Jay-Z reads The New York Times. On Saturday there was an article in the Times about Friday’s night’s concert. Among its praise of the minimalist aesthetic was a reference to Jay-Z’s ownership stake in the Brooklyn Nets: “Jay-Z owns one-fifteenth of 1 percent of the Nets.” That struck me as interesting, since I was under the impression that he owned a much larger percentage of the team. On stage, Jay-Z said “I don’t know where the Times got that 1/15th of one percent, that’s news to me, but it’s not all about that anyway.” So be careful, Times writers. Jay-Z is paying attention.
Jay-Z is a dad who was out on a school night, just like me. This may be why he started the show at a few minutes after 9 and finished promptly at 11pm, presumably to head home and go to bed in case Blue Ivy gets up overnight and needs some bouncing. I can totally relate and appreciate being able to get home by midnight. I wonder what time he actually made it to bed. Did he watch TV first, like I did? And did he regret it the next morning, like I did?
Jay-Z is great live. This much should be obvious, but he’s a lot of fun to watch, and I appreciated his spartan approach to performing. There was no opening act. No "special guests" joined him onstage. He did have a backup band, but otherwise he was up there all alone. He knows what he’s doing and ran through all of his big hits, from “Hard Knock Life” to “Empire State of Mind.” Everybody was dancing, or at least swaying and bouncing the way people do at concerts.
I couldn’t help but wonder how many concerts in a row Jay-Z could perform until they’re not sold out anymore. He’s doing eight nights at Barclays, and they’re all sold out. Eight nights! Even with a nice dressing room and plenty of water, that’s serious labor. He’s working hard, and that’s cool. But if he kept on playing every night, charging the same ticket prices, eventually his shows would stop selling out. At which number show would that happen? I’ll take a stab and say show #14 would have a few empty seats. What do you think?
There was some weed, but not too much. The Barclays Center is a new arena with all kinds of security, including metal detectors and lots of cops, but a Jay-Z show is a Jay-Z show. I didn’t even catch a whiff of anything until the lights went down and he took the stage. Once he did, though, a few clouds rose up and the unmistakable aroma of sticky icky wafted around, but I never actually witnessed anybody smoking. I stuck to the D’USSE.
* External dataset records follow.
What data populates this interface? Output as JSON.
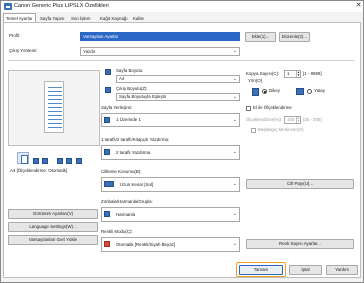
{
  "window": {
    "title": "Canon Generic Plus LIPSLX Özellikleri",
    "close_glyph": "✕"
  },
  "tabs": [
    {
      "label": "Temel Ayarlar"
    },
    {
      "label": "Sayfa Yapısı"
    },
    {
      "label": "Son İşlem"
    },
    {
      "label": "Kağıt Kaynağı"
    },
    {
      "label": "Kalite"
    }
  ],
  "profile": {
    "label": "Profil:",
    "value": "Varsayılan Ayarlar",
    "add_button": "Ekle(1)...",
    "edit_button": "Düzenle(2)..."
  },
  "output_method": {
    "label": "Çıkış Yöntemi:",
    "value": "Yazdır"
  },
  "page_size": {
    "label": "Sayfa Boyutu:",
    "value": "A4"
  },
  "output_size": {
    "label": "Çıkış Boyutu(Z):",
    "value": "Sayfa Boyutuyla Eşleştir"
  },
  "copies": {
    "label": "Kopya Sayısı(C):",
    "value": "1",
    "range": "[1 - 9999]"
  },
  "orientation": {
    "label": "Yön(O)",
    "portrait": "Dikey",
    "landscape": "Yatay",
    "selected": "portrait"
  },
  "page_layout": {
    "label": "Sayfa Yerleşimi:",
    "value": "1 Üzerinde 1"
  },
  "manual_scaling": {
    "label": "El ile Ölçeklendirme",
    "scale_label": "Ölçeklendirme(%):",
    "scale_value": "100",
    "scale_range": "[25 - 200]",
    "start_center": "Başlangıç Merkezde(S)"
  },
  "duplex": {
    "label": "1 taraflı/2 taraflı/Kitapçık Yazdırma:",
    "value": "2 taraflı Yazdırma"
  },
  "binding": {
    "label": "Ciltleme Konumu(B):",
    "value": "Uzun Kenar [Sol]",
    "gutter_button": "Cilt Payı(U)..."
  },
  "stapling": {
    "label": "Zımbala/Harmanla/Grupla:",
    "value": "Harmanla"
  },
  "color_mode": {
    "label": "Renkli Modu(C):",
    "value": "Otomatik [Renkli/Siyah Beyaz]",
    "color_count_button": "Renk Sayısı Ayarlar..."
  },
  "preview": {
    "caption": "A4 [Ölçeklendirme: Otomatik]"
  },
  "left_buttons": {
    "view": "Görünüm Ayarları(V)",
    "language": "Language Settings(W)...",
    "restore": "Varsayılanları Geri Yükle"
  },
  "footer": {
    "ok": "Tamam",
    "cancel": "İptal",
    "help": "Yardım"
  },
  "colors": {
    "accent": "#2b67c6",
    "focus": "#f0a020"
  }
}
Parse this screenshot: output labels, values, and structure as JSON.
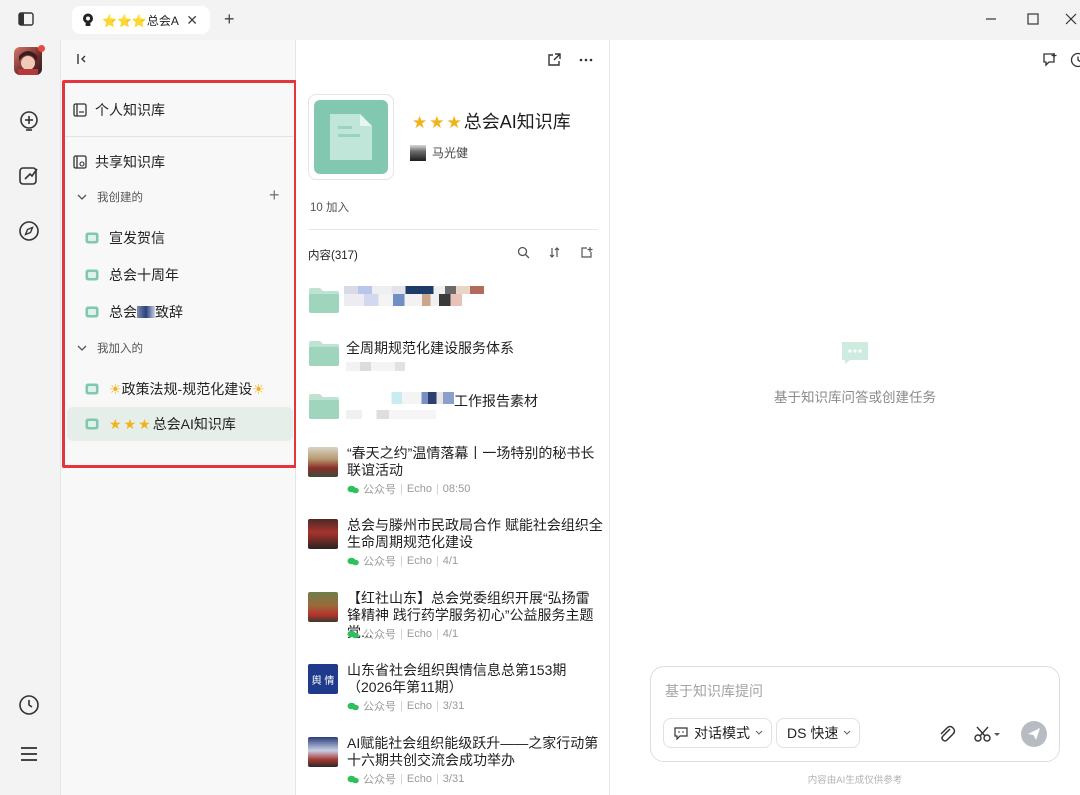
{
  "window": {
    "tab": {
      "title": "⭐⭐⭐总会AI知识库"
    }
  },
  "sidebar": {
    "personal_kb": "个人知识库",
    "shared_kb": "共享知识库",
    "created_section": "我创建的",
    "created_items": [
      {
        "label": "宣发贺信"
      },
      {
        "label": "总会十周年"
      },
      {
        "label_prefix": "总会",
        "label_suffix": "致辞"
      }
    ],
    "joined_section": "我加入的",
    "joined_items": [
      {
        "label": "政策法规-规范化建设"
      },
      {
        "label": "总会AI知识库"
      }
    ]
  },
  "detail": {
    "title": "总会AI知识库",
    "owner": "马光健",
    "join_count": "10 加入",
    "content_header": "内容(317)",
    "folders": [
      {
        "title": ""
      },
      {
        "title": "全周期规范化建设服务体系"
      },
      {
        "title": "工作报告素材"
      }
    ],
    "articles": [
      {
        "title": "“春天之约”温情落幕丨一场特别的秘书长联谊活动",
        "source": "公众号",
        "author": "Echo",
        "date": "08:50"
      },
      {
        "title": "总会与滕州市民政局合作  赋能社会组织全生命周期规范化建设",
        "source": "公众号",
        "author": "Echo",
        "date": "4/1"
      },
      {
        "title": "【红社山东】总会党委组织开展“弘扬雷锋精神 践行药学服务初心”公益服务主题党...",
        "source": "公众号",
        "author": "Echo",
        "date": "4/1"
      },
      {
        "title": "山东省社会组织舆情信息总第153期（2026年第11期）",
        "source": "公众号",
        "author": "Echo",
        "date": "3/31",
        "thumb_text": "舆 情"
      },
      {
        "title": "AI赋能社会组织能级跃升——之家行动第十六期共创交流会成功举办",
        "source": "公众号",
        "author": "Echo",
        "date": "3/31"
      }
    ]
  },
  "chat": {
    "empty_text": "基于知识库问答或创建任务",
    "input_placeholder": "基于知识库提问",
    "mode_label": "对话模式",
    "model_label": "DS 快速",
    "disclaimer": "内容由AI生成仅供参考"
  },
  "colors": {
    "accent_green": "#82c8b0",
    "highlight_red": "#e3353b",
    "active_item_bg": "#e6eee9",
    "star": "#f2b21a"
  }
}
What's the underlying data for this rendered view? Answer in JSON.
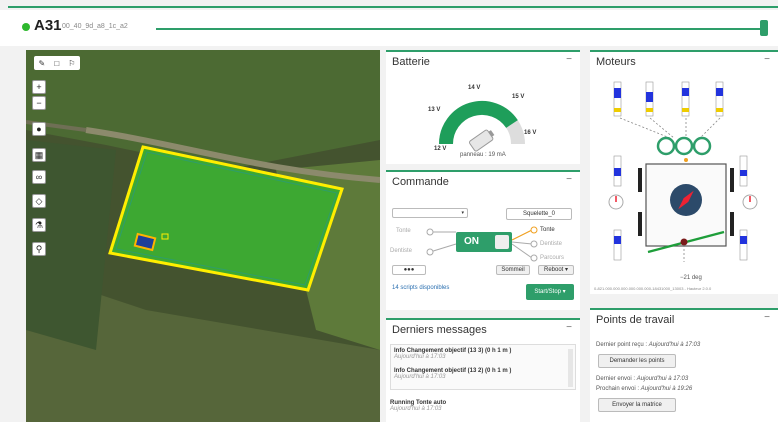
{
  "header": {
    "robot_name": "A31",
    "robot_id": "00_40_9d_a8_1c_a2",
    "status_color": "#2eb82e"
  },
  "map": {
    "toolbar_top": [
      "✎",
      "□",
      "⚐"
    ],
    "controls": [
      "+",
      "−",
      "●",
      "▦",
      "∞",
      "◇",
      "⚗",
      "⚲"
    ]
  },
  "battery": {
    "title": "Batterie",
    "minimize": "−",
    "scale": [
      "12 V",
      "13 V",
      "14 V",
      "15 V",
      "16 V"
    ],
    "panel_current": "panneau : 19 mA"
  },
  "commande": {
    "title": "Commande",
    "minimize": "−",
    "skeleton": "Squelette_0",
    "mode_left": [
      "Tonte",
      "Dentiste"
    ],
    "mode_right": [
      "Tonte",
      "Dentiste",
      "Parcours"
    ],
    "switch_label": "ON",
    "dots_select": "●●●",
    "btn_sommeil": "Sommeil",
    "btn_reboot": "Reboot ▾",
    "scripts_link": "14 scripts disponibles",
    "start_stop": "Start/Stop ▾"
  },
  "moteurs": {
    "title": "Moteurs",
    "minimize": "−",
    "angle": "−21 deg",
    "footer": "0-821.000.000.000.000.000.000-18431000_13003 - Hauteur 2.0.0"
  },
  "messages": {
    "title": "Derniers messages",
    "minimize": "−",
    "items": [
      {
        "title": "Info Changement objectif (13 3) (0 h 1 m )",
        "time": "Aujourd'hui à 17:03"
      },
      {
        "title": "Info Changement objectif (13 2) (0 h 1 m )",
        "time": "Aujourd'hui à 17:03"
      },
      {
        "title": "Running Tonte auto",
        "time": "Aujourd'hui à 17:03"
      }
    ]
  },
  "points": {
    "title": "Points de travail",
    "minimize": "−",
    "last_received_label": "Dernier point reçu : ",
    "last_received_time": "Aujourd'hui à 17:03",
    "btn_request": "Demander les points",
    "last_sent_label": "Dernier envoi : ",
    "last_sent_time": "Aujourd'hui à 17:03",
    "next_sent_label": "Prochain envoi : ",
    "next_sent_time": "Aujourd'hui à 19:26",
    "btn_send": "Envoyer la matrice"
  },
  "colors": {
    "accent": "#2e9e6a",
    "field": "#3da832",
    "field_border": "#ffee00",
    "link": "#2a6fb0"
  }
}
Possibly related to the above, lighters are out, phones are in. In my day, sonny, to show your appreciation for a live band, you’d hold up your Bic cigarette lighter when the lights went down. Today everybody turns on their phones. They’re just as pretty as lighter flames, with less of a fire risk. I wonder what the cumulative energy usage is, though.
The powers that be have given up trying to stop people from recording shows like this. Everybody had their smart phones– and in some cases, iPads—up and taking video, presumably to post on Facebook and Twitter. I’m pretty sure nobody had express written consent to do so, but there’s not nearly enough security to stop people. More to the point, there’s no substitute for seeing a Jay-Z show live, so who cares if a couple of bouncy, grainy video clips get shared on the internet? Jay-Z’s the King of Brooklyn. He’ll be alright.